Except one thing: the accident is not the driver’s fault. The driver of the cargo truck when he stepped back did not see the bus and crashed into it. Luckily, there was no damage to people, and in fact, the bus worked as expected: it stopped when it sensed that the truck was backing up. However, the carelessness of the driver caused it to “give up”.
This incident is the latest incident in a series of car-related car accidents, and they all have one thing in common: the error originates from the other vehicle. Earlier this year, Uber’s self-driving car when tested in Arizona was overturned while passing through a yellow light, after a manned car tried to cross the road junction and crashed into it. Google’s self-driving car accidents are mostly not their fault.
These incidents have made the arguments for self-driving cars more powerful: robots are clearly better drivers than humans. We will need more self-driving cars on the road, accelerating their growth.
However, things are not simple at all. Statistics show that self-driving cars are more likely to get into accidents, even if they’re not their fault. The 2015 study by the University of Michigan Transportation Research Institute shows that on average, one million miles (about 1.6 million km) of self-driving vehicles will involve 9.1 accidents, compared with 4.1 numbers of manned vehicles.
Uber’s self-driving car had an accident when passing yellow lights earlier this year.
This is very contradictory. Self-driving cars collide more, but most collisions are not their fault. If they are related to more accidents, how can they be safer?
The most logical answer is probably a self-driving car that makes people worse drivers. While self-driving cars are programmed to never go too fast, give way to other vehicles as much as possible, generally comply with all traffic regulations – to be perfect drivers – we is not.
People who have been driving self-driving cars can prove this: they move perfectly, never “crashing” another vehicle and will definitely never pass a red light. If someone stands in front of the vehicle to drive, they will stop immediately with an extraordinary reflex.

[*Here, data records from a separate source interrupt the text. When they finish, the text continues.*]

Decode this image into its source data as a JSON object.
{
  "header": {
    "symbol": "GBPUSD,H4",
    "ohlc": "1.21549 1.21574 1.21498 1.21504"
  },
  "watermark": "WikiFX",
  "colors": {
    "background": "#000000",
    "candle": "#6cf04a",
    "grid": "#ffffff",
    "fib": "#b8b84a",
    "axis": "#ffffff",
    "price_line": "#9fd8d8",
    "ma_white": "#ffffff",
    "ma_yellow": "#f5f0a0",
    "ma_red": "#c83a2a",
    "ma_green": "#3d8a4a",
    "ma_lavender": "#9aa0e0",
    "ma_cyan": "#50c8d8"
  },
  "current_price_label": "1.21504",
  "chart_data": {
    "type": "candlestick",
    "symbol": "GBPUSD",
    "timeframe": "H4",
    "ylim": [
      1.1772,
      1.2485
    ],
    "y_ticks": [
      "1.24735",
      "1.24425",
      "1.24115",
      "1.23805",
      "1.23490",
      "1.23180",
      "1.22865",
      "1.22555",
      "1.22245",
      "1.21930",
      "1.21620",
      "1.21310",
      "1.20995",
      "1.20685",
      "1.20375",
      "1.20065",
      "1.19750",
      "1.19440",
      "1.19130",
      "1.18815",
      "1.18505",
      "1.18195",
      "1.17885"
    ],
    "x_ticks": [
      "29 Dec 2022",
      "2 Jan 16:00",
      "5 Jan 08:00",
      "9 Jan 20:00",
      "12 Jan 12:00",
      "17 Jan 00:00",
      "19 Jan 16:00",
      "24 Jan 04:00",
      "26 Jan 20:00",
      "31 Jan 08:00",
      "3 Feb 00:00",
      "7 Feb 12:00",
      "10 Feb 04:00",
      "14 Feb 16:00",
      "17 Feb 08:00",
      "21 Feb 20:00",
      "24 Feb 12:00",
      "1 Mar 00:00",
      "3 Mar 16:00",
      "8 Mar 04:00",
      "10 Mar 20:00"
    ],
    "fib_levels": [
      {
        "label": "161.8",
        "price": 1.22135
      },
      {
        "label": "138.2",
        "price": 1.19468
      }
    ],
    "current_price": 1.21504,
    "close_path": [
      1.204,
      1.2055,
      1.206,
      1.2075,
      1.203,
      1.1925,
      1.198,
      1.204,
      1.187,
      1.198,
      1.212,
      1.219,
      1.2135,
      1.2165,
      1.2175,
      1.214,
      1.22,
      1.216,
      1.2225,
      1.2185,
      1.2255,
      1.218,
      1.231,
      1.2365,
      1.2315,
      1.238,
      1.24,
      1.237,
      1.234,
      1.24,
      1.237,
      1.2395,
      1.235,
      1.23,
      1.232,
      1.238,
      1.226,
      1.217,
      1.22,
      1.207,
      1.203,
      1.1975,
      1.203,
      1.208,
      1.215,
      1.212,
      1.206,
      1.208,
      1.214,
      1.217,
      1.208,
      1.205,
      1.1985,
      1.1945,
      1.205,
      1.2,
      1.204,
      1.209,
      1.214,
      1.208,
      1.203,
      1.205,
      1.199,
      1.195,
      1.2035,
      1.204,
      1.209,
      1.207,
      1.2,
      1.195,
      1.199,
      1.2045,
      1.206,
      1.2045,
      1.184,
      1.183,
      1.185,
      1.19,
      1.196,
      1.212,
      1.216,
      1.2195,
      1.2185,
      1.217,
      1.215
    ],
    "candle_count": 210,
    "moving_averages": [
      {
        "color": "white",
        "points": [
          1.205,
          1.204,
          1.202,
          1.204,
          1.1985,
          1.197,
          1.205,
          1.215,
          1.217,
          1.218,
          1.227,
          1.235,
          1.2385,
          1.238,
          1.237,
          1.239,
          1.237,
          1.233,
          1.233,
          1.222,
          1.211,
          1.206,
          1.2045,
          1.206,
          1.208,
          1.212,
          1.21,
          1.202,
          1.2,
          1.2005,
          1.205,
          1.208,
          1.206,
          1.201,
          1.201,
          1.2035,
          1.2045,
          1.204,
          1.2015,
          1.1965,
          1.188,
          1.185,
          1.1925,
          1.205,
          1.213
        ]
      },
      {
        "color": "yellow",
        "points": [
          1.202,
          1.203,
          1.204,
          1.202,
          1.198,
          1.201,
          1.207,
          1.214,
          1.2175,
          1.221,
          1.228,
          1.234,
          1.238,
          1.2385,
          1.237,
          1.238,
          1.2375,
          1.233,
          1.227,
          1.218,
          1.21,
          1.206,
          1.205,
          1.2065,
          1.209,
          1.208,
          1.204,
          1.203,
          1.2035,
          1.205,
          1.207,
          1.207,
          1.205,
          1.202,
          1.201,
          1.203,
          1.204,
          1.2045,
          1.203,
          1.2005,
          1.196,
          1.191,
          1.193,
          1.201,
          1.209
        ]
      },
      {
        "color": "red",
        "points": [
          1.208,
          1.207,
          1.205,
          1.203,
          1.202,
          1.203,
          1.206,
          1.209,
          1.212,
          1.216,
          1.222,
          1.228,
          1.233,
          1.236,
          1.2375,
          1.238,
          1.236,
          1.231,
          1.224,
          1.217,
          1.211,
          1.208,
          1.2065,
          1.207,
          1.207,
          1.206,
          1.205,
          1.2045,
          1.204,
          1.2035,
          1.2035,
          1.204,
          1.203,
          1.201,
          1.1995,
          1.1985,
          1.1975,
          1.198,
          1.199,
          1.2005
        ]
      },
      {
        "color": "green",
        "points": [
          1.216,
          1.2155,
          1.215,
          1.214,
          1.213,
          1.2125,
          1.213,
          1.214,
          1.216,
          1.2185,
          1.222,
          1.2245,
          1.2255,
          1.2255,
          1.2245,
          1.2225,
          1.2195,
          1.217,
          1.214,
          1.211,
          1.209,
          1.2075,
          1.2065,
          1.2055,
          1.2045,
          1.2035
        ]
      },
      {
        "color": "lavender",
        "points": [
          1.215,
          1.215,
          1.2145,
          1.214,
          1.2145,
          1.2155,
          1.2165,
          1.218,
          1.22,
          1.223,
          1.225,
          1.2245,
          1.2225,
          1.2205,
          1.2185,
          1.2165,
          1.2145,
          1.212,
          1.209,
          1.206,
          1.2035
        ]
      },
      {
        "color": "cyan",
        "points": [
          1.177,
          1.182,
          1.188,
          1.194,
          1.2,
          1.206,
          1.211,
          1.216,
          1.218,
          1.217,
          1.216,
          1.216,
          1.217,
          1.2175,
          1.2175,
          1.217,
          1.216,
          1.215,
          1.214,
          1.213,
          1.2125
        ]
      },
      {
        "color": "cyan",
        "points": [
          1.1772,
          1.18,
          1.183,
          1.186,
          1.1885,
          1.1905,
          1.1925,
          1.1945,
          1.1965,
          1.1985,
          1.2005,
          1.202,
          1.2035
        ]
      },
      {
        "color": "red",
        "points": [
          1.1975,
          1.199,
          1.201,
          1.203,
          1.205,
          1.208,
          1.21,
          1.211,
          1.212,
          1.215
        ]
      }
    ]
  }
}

But this creates problems for the rest of us. We are so used to interacting with other drivers, predicting their shortcomings and intentions. The passengers on the self-driving bus in Vegas did not notice the car’s carelessness, and the bus itself did not predict it.
In the Uber crash earlier this year, the driver violated traffic laws and cut off two lanes, but the other drivers of the two lanes were both aware of and backing up, and the car drove itself. is not.
The tech industry has a special phrase for this type of problem: “You’re holding it wrong”, rooted in the famous excuse of Steve Jobs when there are guests. The shop complained about their iPhone 4 not receiving the call. It has become the “catch phrase” to blame people for technical errors. Self-driving cars are similar to the “you’re holding the wrong way” problem: technology can work perfectly, but people don’t.
Waymo’s self-driving car will be designed to operate “more like humans”.
When the street is completely absent from human drivers, we will be much safer – human error involves 90% of accidents – but what about during the period from now until that day?
The appearance of self-driving cars will not be like turning on a switch. There will be a transition period, which can take decades for self-driving cars to completely replace people.
Besides the occurrence of many accidents like this, there will be other problems that arise as the vehicle is too compliant with the speed limit or “too polite” – in 2015, a self-driving car of Google was The police asked to stop because it was too slow. Perhaps, the public’s opinion of self-driving cars, which is not very good, can get worse because of their absolute loyalty to the rules.
Technology companies are doing their best to combat this. The cars tested by Waymo, the division that separated from Google last year, will now operate more “aggressively”.
This is a good example of how technologists must understand the imperfect world that their technology is living and adapting to. For self-driving cars to become a reality, they will face their biggest problem: human shortcomings.